[Opening Data supplied section]
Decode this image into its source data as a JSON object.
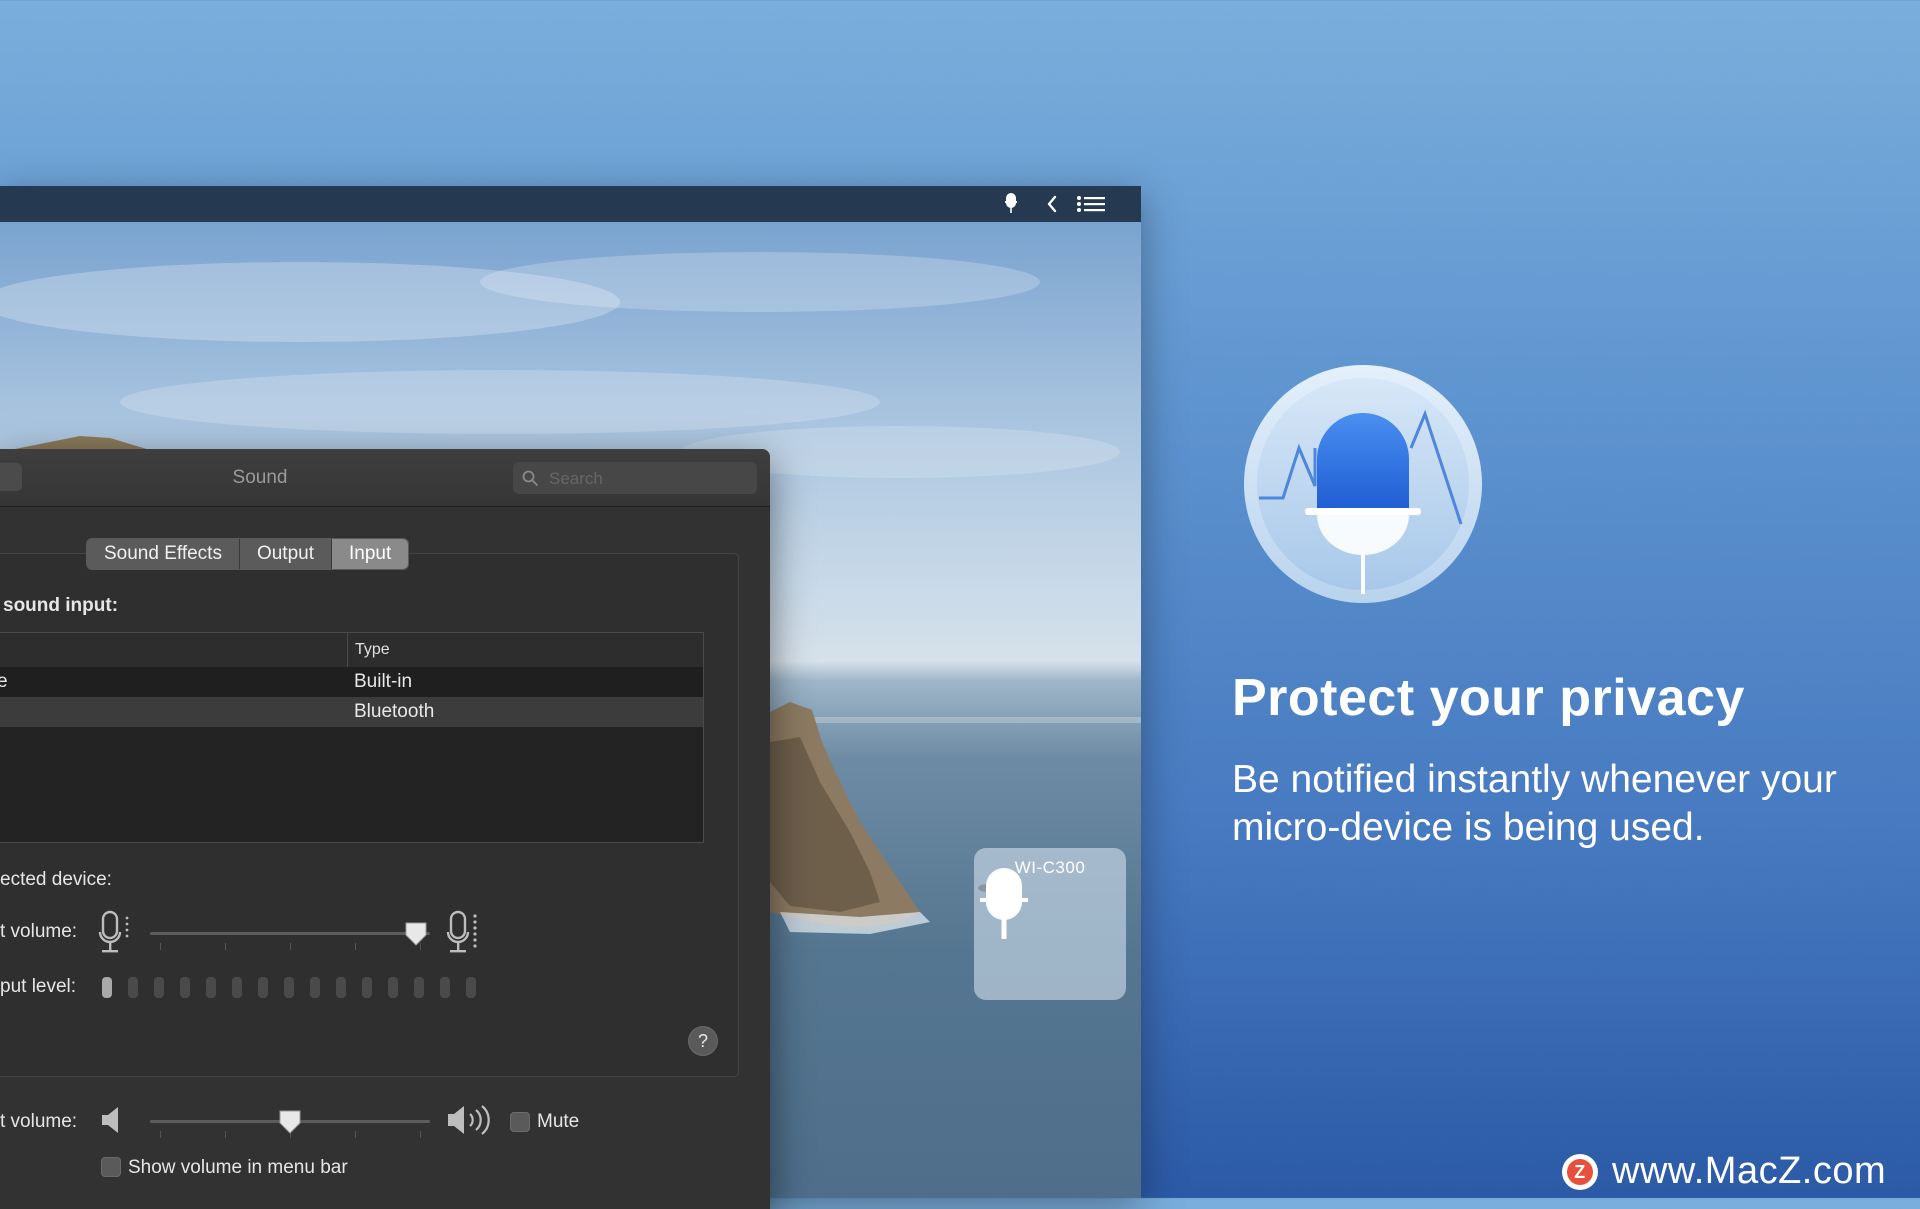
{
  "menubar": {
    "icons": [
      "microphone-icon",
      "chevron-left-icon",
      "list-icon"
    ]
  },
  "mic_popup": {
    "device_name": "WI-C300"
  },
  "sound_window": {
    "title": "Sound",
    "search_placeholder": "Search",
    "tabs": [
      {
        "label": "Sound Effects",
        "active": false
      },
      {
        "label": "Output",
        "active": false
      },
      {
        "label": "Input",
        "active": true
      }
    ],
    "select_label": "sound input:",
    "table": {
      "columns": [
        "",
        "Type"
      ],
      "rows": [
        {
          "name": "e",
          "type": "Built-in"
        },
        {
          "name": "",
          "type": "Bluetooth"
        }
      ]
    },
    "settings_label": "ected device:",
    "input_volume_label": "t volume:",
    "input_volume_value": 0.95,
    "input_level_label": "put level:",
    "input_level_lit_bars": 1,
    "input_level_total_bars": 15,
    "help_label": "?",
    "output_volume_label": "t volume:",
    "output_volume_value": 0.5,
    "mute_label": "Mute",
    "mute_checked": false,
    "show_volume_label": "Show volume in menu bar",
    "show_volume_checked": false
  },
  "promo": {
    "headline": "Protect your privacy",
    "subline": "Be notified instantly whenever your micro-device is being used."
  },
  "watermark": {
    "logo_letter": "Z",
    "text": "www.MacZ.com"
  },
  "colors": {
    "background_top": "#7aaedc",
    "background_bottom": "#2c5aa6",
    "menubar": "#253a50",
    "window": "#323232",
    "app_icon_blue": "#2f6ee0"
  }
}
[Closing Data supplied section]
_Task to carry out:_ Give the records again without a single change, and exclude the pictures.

_Response below:_
Decode this image into its source data as a JSON object.
{
  "menubar": {
    "icons": [
      "microphone-icon",
      "chevron-left-icon",
      "list-icon"
    ]
  },
  "mic_popup": {
    "device_name": "WI-C300"
  },
  "sound_window": {
    "title": "Sound",
    "search_placeholder": "Search",
    "tabs": [
      {
        "label": "Sound Effects",
        "active": false
      },
      {
        "label": "Output",
        "active": false
      },
      {
        "label": "Input",
        "active": true
      }
    ],
    "select_label": "sound input:",
    "table": {
      "columns": [
        "",
        "Type"
      ],
      "rows": [
        {
          "name": "e",
          "type": "Built-in"
        },
        {
          "name": "",
          "type": "Bluetooth"
        }
      ]
    },
    "settings_label": "ected device:",
    "input_volume_label": "t volume:",
    "input_volume_value": 0.95,
    "input_level_label": "put level:",
    "input_level_lit_bars": 1,
    "input_level_total_bars": 15,
    "help_label": "?",
    "output_volume_label": "t volume:",
    "output_volume_value": 0.5,
    "mute_label": "Mute",
    "mute_checked": false,
    "show_volume_label": "Show volume in menu bar",
    "show_volume_checked": false
  },
  "promo": {
    "headline": "Protect your privacy",
    "subline": "Be notified instantly whenever your micro-device is being used."
  },
  "watermark": {
    "logo_letter": "Z",
    "text": "www.MacZ.com"
  },
  "colors": {
    "background_top": "#7aaedc",
    "background_bottom": "#2c5aa6",
    "menubar": "#253a50",
    "window": "#323232",
    "app_icon_blue": "#2f6ee0"
  }
}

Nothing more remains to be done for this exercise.